Alexa
  • Directory of Taiwan

Merkel's party wins Hamburg election, but faces tough effort to form coalition

Merkel's party wins Hamburg election, but faces tough effort to form coalition

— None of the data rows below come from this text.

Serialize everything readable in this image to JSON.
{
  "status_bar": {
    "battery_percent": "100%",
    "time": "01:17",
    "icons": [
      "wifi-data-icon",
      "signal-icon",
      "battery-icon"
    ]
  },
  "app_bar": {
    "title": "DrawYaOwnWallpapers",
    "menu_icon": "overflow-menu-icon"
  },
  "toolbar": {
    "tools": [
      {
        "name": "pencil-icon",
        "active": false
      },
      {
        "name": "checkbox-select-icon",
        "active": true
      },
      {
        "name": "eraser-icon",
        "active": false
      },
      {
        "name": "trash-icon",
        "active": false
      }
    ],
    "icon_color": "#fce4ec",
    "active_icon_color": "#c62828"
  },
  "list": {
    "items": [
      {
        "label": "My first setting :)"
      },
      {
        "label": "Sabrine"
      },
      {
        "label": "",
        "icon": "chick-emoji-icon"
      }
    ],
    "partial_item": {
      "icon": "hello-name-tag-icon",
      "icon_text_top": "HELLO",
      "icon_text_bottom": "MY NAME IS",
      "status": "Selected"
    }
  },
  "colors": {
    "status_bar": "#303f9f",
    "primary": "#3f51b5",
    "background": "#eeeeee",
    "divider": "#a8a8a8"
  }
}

German Chancellor Angela Merkel's conservatives won in a state election in Hamburg on Sunday, but were set to lose their parliamentary majority, setting the stage for a complicated effort to form a coalition, according to projections.
The election also brought an indifferent result for the center-left Social Democrats, the struggling partner in Merkel's increasingly bad-tempered national "grand coalition," and more success for the new Left party.
The outcome left Merkel's Christian Democratic Union eyeing an alliance with the Greens _ never tried at state level, and a combination that could expand Merkel's future options _ or another "grand coalition" with the Social Democrats. CDU Mayor Ole von Beust said he would talk to both.
If the Greens make concessions, "Ole von Beust has the unique possibility of forming the first black-green state government," CDU general secretary Ronald Pofalla said on ZDF television, referring to the parties' colors.
In a vote that gave Germany's major parties their third test in a month, the Social Democrats remained far behind the CDU in a city-state they once dominated, according to projections based on exit polls and partial results for the ARD and ZDF channels.
That followed recent speculation over whether they will abandon their refusal to deal with the new Left party, a fusion of East German ex-communists and western opponents of economic reform, which underlined its growing strength by entering Hamburg's state parliament.
Four years ago, the popular von Beust won 47.2 percent of the vote and an absolute majority, helped by an unpopular center-left government in Berlin.
Sunday's projections had the CDU winning up to 42.8 percent of the vote, with up to 34.1 percent for the Social Democrats, or SPD.
The Greens were set to win as much as 9.9 percent and The Left 6.6 percent. Hamburg will be the fourth western state parliament with Left party lawmakers, following successes in two elections last month.
"What we have achieved in recent weeks is a terrific victory," senior party official Dietmar Bartsch said. "This shows that The Left is growing."
Projections said that the pro-business Free Democrats, von Beust's preferred coalition partner, might narrowly miss the 5 percent of the vote needed to win parliamentary seats and would anyway be too weak to join a coalition.
With neither traditional center-left nor center-right coalitions emerging, efforts to form a new state government could be complicated.
A CDU-Green coalition could help expand Merkel's options after next year's federal election. Both the CDU and SPD hope to end the national "grand coalition" then.
The Greens, who traditionally have partnered the SPD and have strongly left-leaning grass roots, were coy.
"To talk about any combination at this point in time is fairly absurd," party chairman Reinhard Buetikofer said.
Von Beust's SPD challenger, Michael Naumann, had hoped to form a coalition with the Greens. He ruled out trying to add The Left to that combination, or to seek its support for a minority government.
"The Hamburg SPD will neither form a coalition with the Left party, nor negotiate with it or accept its toleration," he said.
Before the election, the CDU attacked the SPD over reports that its candidate in the western state of Hesse, where the big parties fought each other to a stalemate last month, may try to form a minority government and then win election as governor by accepting votes from The Left.
SPD leader Kurt Beck conceded that the discussion had led to "irritation," but insisted it did not have a "noticeable effect" in Hamburg.


Updated : 2021-10-27 06:42 GMT+08:00